DATA FOR THE TASK »
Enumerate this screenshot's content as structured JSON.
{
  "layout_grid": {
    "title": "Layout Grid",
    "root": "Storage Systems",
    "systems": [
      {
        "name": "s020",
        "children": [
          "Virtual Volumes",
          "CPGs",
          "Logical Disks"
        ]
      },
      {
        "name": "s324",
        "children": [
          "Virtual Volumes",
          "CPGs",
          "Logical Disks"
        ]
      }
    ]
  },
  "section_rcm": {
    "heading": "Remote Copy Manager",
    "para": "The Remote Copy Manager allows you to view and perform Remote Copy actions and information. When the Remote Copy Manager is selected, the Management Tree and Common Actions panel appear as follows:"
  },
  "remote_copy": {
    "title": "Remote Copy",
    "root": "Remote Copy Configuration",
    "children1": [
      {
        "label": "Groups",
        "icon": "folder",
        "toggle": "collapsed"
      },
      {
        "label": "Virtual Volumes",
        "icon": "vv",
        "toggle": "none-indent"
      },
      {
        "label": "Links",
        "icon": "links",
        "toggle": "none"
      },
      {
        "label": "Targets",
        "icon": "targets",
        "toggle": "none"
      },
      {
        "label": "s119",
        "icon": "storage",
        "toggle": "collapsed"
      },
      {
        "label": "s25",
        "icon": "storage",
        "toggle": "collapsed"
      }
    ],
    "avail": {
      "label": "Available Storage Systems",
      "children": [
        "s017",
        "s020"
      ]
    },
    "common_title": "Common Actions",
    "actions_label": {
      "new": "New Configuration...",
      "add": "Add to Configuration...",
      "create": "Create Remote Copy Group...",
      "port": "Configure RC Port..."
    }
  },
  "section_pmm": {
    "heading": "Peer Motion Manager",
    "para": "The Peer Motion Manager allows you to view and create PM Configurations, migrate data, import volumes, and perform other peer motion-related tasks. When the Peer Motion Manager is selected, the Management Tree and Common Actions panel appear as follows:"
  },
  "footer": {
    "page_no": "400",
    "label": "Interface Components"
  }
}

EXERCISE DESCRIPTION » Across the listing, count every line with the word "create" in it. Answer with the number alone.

SOLUTION TO THIS EXERCISE » 2